Celgene plans to lift the importance of brain health in multiple sclerosis—quite literally—with a new hot air balloon. The “Brain Bulb” launched its maiden voyage in July as part of the company's campaign to draw attention to brain issues in multiple sclerosis.
The MS MindShift initiative, created along with the Multiple Sclerosis Association of America, looks to engage the MS community in a new conversation about brain health. And it's hoping to inspire MS patients to do what they can to keep their brains healthy as long as possible, said Sheri Lydick, U.S. sales and marketing lead for Celgene's MS candidate ozanimod.
The balloon is lifting off as Celgene awaits FDA word on its MS candidate ozanimod, whose approval application the agency accepted in June. The campaign’s website covers the effects of MS on the brain—such as the types of brain lesions—and explores the ways sleep, diet and exercise can help preserve brain health.
“This initiative aims to help elevate the important topic of brain health which is not often discussed within the MS community,” a Lydick said in an email interview.
The MS MindShift campaign rolled out before World MS Day in May with the debut of its website and Facebook page. The Brain Bulb balloon, first launched at New Jersey’s Festival of Ballooning in July, will fly again at future educational events, she said.

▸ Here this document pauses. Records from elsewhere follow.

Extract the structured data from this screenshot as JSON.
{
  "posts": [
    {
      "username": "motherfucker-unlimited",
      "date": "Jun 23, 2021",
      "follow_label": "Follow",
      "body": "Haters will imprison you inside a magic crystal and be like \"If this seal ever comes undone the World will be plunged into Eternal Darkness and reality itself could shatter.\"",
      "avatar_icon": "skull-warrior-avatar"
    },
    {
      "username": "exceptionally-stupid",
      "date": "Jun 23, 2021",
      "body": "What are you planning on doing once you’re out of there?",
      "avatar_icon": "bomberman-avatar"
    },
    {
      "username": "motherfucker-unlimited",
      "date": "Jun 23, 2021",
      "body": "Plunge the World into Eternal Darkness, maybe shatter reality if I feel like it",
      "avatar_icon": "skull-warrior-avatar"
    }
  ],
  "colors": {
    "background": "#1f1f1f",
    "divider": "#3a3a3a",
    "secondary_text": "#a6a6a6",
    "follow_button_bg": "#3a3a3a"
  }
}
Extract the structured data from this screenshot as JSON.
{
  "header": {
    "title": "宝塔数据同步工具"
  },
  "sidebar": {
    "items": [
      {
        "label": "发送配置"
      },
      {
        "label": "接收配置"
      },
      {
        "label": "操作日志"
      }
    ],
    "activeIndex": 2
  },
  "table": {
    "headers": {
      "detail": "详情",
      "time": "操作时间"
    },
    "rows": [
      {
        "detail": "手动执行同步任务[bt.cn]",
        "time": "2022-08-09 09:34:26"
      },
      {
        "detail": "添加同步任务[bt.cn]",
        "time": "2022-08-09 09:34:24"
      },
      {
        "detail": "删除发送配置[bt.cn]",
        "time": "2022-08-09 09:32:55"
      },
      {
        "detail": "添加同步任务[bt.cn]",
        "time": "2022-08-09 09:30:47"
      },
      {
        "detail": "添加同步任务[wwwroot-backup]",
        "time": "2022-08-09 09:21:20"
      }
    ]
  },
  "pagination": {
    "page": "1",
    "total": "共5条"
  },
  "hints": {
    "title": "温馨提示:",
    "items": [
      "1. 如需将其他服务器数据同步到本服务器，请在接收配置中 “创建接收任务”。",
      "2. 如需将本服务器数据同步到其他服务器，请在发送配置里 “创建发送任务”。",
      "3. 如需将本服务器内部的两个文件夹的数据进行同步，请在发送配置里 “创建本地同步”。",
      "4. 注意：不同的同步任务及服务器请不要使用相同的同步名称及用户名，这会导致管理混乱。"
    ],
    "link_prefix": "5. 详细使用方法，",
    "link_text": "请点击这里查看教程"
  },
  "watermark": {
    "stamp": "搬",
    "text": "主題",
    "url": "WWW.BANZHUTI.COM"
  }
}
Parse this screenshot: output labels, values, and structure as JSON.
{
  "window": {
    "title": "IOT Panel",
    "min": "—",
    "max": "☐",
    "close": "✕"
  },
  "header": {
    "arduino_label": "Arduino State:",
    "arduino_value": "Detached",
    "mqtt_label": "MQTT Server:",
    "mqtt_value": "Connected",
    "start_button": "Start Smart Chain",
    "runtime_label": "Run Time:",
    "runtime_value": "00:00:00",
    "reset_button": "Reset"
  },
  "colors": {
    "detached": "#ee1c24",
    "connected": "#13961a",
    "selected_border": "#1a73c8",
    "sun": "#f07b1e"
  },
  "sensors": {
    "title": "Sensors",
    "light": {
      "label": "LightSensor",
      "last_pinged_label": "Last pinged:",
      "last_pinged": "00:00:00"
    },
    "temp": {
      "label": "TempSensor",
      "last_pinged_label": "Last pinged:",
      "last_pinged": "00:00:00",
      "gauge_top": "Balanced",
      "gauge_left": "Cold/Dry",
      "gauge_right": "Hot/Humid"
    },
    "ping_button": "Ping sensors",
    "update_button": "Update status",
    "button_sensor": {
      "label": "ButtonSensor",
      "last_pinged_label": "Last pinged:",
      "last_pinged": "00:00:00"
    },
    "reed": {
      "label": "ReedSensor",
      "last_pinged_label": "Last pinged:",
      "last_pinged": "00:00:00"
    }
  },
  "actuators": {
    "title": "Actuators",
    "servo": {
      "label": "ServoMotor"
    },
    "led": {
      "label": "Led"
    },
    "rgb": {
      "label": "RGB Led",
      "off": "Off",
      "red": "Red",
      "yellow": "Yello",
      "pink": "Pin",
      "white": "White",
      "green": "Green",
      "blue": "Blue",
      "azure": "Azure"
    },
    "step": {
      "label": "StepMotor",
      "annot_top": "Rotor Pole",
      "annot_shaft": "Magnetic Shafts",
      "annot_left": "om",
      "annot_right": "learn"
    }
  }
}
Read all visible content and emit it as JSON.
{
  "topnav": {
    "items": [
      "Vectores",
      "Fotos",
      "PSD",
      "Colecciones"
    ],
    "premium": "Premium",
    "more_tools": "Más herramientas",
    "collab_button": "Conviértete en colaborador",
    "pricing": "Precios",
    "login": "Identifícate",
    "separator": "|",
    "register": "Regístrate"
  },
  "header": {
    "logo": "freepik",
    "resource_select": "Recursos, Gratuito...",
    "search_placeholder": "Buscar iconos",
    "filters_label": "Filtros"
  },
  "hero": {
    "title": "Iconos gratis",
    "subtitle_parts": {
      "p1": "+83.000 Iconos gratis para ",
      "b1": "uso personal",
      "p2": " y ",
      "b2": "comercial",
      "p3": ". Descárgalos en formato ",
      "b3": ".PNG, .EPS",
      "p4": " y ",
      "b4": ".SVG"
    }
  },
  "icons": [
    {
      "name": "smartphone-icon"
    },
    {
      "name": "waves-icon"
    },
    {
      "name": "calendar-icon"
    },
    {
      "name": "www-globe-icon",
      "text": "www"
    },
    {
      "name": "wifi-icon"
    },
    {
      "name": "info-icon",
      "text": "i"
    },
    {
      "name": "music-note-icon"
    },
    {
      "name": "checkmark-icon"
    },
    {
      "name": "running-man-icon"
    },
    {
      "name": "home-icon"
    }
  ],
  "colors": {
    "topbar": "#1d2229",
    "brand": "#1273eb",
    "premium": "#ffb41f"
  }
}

Celgene MS candidate ozanimod's filings were recently accepted by regulators in both the U.S. and Europe, a welcome turnaround for the company after it notched an FDA refuse-to-file notice and a request for more data last year. Bristol-Myers Squibb struck a deal to buy Celgene in January, with a majority of shareholders approving the $74 billion deal in April.